_DIRECTIONS FOR THIS TASK_
Filter these entries, keeping only lines that hold the word "duration".

+-------+

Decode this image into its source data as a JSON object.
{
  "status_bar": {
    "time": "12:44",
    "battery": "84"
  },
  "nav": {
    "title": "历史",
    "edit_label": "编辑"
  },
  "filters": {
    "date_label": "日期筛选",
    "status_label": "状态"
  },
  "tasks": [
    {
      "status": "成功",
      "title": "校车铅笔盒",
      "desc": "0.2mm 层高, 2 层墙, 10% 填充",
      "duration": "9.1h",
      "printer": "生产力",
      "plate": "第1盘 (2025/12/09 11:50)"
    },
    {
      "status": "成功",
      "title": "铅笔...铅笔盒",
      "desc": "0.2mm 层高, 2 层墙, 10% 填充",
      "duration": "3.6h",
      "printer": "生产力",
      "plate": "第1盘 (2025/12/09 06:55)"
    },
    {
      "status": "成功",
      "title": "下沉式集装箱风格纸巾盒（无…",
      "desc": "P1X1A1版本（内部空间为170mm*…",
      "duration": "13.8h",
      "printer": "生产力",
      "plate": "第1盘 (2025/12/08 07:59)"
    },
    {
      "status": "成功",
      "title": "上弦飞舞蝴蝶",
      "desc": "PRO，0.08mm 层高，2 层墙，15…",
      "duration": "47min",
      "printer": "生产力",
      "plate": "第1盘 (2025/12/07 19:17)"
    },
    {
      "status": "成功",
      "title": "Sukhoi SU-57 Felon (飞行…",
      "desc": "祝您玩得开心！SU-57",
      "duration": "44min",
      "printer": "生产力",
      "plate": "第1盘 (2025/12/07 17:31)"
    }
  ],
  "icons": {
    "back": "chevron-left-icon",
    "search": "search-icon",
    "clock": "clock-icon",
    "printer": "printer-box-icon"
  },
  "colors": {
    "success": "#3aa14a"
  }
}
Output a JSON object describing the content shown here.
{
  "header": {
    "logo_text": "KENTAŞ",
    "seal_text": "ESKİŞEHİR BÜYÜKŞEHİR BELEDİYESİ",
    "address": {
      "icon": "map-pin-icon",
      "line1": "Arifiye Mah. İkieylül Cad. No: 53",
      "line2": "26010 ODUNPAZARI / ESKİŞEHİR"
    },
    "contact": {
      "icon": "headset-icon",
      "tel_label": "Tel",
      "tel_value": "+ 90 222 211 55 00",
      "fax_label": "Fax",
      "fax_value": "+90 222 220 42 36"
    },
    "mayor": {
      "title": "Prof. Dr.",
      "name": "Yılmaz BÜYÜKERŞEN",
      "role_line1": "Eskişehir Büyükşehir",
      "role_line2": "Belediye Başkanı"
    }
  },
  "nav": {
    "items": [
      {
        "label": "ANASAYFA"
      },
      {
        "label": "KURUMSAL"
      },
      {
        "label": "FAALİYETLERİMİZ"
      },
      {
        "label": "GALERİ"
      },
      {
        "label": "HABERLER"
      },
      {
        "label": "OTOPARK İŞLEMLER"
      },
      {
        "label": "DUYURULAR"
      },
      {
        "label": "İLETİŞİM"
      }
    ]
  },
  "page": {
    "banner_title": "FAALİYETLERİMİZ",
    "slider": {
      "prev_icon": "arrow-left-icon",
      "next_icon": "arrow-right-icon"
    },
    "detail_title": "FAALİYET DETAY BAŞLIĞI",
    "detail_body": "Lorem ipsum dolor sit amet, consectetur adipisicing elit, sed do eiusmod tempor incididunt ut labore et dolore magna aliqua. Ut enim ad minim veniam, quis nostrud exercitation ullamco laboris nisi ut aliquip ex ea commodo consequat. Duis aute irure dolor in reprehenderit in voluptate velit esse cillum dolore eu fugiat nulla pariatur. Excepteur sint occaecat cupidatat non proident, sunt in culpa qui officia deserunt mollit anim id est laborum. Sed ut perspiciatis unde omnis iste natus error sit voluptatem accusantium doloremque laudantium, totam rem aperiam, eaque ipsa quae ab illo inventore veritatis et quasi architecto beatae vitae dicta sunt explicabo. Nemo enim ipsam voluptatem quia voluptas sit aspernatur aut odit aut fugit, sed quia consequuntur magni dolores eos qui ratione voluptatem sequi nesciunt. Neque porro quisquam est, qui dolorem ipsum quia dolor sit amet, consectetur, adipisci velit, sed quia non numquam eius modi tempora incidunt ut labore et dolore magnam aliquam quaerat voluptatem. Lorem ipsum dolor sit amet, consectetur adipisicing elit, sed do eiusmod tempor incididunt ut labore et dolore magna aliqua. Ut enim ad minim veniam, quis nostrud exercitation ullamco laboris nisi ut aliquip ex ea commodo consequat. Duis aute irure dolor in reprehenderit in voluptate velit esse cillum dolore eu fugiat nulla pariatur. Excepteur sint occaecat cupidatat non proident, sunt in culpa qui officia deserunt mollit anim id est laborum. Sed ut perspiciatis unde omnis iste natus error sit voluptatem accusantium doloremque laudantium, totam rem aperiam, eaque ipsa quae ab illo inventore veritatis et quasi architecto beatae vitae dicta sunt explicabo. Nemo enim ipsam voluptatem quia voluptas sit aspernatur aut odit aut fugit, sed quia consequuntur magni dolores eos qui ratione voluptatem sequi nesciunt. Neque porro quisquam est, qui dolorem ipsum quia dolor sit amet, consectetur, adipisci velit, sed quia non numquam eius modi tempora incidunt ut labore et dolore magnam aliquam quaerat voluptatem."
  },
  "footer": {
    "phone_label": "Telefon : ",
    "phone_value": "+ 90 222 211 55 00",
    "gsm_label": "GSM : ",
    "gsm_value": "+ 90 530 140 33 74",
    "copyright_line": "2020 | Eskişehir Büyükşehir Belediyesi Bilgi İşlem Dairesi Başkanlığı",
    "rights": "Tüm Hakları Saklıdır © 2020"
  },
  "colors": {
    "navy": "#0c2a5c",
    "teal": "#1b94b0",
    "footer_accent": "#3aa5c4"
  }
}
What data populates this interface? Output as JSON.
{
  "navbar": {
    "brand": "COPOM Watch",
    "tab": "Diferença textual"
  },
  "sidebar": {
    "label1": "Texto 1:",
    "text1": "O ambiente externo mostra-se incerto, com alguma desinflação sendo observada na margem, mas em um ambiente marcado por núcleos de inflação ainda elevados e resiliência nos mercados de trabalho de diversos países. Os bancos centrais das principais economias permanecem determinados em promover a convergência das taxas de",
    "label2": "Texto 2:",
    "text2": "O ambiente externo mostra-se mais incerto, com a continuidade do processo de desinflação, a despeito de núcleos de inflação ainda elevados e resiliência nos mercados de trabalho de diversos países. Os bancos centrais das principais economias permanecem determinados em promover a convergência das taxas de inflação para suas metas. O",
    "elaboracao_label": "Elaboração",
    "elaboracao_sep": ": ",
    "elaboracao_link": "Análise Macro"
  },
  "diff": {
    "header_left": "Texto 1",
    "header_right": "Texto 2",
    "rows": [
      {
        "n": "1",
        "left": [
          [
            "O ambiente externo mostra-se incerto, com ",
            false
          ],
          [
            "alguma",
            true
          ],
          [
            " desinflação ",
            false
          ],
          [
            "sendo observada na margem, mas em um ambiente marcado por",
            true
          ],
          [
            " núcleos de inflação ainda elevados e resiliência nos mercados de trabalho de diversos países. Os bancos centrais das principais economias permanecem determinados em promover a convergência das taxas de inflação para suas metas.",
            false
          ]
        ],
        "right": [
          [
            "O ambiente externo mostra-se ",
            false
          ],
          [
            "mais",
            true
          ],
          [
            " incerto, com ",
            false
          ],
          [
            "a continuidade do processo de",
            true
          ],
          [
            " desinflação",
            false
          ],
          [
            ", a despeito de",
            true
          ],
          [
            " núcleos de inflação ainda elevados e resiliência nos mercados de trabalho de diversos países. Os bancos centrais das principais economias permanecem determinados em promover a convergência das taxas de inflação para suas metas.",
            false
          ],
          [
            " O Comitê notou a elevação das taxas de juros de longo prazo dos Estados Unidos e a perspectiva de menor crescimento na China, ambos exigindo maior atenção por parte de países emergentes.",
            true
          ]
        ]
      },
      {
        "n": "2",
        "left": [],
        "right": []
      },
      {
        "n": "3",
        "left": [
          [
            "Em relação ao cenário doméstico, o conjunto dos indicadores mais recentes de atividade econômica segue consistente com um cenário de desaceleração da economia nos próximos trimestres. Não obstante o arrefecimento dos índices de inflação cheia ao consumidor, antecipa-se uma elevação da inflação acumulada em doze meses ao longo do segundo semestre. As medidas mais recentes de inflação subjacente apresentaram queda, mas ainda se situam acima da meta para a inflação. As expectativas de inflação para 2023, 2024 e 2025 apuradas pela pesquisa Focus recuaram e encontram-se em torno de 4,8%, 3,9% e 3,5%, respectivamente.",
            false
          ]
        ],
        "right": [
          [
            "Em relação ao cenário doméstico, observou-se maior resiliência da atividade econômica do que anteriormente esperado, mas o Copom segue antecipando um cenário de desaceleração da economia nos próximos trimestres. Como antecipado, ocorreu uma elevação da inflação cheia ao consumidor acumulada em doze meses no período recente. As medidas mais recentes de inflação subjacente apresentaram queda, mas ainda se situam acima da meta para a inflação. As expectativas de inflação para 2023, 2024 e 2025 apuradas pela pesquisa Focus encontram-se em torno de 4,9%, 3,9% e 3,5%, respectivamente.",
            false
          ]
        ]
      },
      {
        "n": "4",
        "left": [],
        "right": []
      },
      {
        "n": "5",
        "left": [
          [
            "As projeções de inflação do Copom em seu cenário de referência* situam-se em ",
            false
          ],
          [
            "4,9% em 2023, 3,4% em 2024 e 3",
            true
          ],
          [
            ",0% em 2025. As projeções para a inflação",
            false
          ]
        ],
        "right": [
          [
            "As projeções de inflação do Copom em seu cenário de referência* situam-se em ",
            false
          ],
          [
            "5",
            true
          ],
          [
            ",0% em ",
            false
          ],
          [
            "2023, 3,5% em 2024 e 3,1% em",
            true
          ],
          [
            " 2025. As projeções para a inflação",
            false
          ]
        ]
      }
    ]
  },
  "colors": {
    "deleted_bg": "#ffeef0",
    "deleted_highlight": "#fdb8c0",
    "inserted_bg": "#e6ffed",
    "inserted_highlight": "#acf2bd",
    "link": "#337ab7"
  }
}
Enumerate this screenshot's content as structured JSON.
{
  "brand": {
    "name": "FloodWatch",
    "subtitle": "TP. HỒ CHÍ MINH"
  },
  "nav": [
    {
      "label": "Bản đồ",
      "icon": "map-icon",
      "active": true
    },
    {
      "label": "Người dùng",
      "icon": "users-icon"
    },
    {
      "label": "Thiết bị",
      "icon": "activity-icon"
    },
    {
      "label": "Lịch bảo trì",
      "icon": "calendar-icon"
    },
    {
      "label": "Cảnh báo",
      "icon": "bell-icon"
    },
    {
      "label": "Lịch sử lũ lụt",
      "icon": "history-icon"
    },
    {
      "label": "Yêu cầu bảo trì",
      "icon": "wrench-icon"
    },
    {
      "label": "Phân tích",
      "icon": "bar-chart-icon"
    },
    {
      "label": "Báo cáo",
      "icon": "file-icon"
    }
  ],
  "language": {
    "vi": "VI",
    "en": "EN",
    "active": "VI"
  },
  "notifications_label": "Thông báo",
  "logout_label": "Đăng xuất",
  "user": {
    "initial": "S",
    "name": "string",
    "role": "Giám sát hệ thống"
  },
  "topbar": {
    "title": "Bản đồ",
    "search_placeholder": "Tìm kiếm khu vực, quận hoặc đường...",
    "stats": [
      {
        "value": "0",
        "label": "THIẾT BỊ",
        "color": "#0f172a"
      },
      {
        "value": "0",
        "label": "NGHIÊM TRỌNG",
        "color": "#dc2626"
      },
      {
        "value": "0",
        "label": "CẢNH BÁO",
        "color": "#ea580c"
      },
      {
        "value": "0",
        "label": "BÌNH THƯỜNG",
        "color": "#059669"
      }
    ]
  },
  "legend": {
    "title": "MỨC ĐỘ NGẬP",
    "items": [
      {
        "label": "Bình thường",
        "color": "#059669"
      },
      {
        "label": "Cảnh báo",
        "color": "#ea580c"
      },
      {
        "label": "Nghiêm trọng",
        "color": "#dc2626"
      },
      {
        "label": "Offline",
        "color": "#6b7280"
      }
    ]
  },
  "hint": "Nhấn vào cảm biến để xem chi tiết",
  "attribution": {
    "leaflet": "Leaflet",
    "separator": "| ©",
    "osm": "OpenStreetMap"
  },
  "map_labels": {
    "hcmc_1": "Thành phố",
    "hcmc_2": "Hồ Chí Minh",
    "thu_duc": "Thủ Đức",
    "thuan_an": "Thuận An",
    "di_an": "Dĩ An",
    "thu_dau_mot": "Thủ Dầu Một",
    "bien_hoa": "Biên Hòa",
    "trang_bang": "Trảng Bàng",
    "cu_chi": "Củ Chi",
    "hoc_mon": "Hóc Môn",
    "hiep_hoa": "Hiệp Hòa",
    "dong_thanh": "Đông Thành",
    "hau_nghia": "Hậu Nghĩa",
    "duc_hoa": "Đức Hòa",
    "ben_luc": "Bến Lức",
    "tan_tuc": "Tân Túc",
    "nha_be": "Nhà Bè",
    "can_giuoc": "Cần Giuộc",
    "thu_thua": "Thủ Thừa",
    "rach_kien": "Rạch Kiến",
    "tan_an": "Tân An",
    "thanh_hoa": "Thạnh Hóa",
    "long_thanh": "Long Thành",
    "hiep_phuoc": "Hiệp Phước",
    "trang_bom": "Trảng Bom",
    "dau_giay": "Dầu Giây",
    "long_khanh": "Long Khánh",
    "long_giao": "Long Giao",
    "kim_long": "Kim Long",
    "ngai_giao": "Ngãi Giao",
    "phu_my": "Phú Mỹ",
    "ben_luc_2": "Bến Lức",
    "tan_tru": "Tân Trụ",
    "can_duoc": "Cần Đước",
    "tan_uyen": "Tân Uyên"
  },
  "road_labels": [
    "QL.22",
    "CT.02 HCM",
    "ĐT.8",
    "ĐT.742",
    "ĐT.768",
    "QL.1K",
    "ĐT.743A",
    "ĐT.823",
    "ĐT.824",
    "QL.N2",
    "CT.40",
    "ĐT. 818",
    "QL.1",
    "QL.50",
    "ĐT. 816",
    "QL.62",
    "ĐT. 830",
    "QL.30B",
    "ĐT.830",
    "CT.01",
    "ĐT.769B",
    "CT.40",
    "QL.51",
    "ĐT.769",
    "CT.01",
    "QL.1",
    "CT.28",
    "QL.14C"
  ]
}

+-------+

_SOLUTION TO THE EXERCISE_
      "duration": "9.1h",
      "duration": "3.6h",
      "duration": "13.8h",
      "duration": "47min",
      "duration": "44min",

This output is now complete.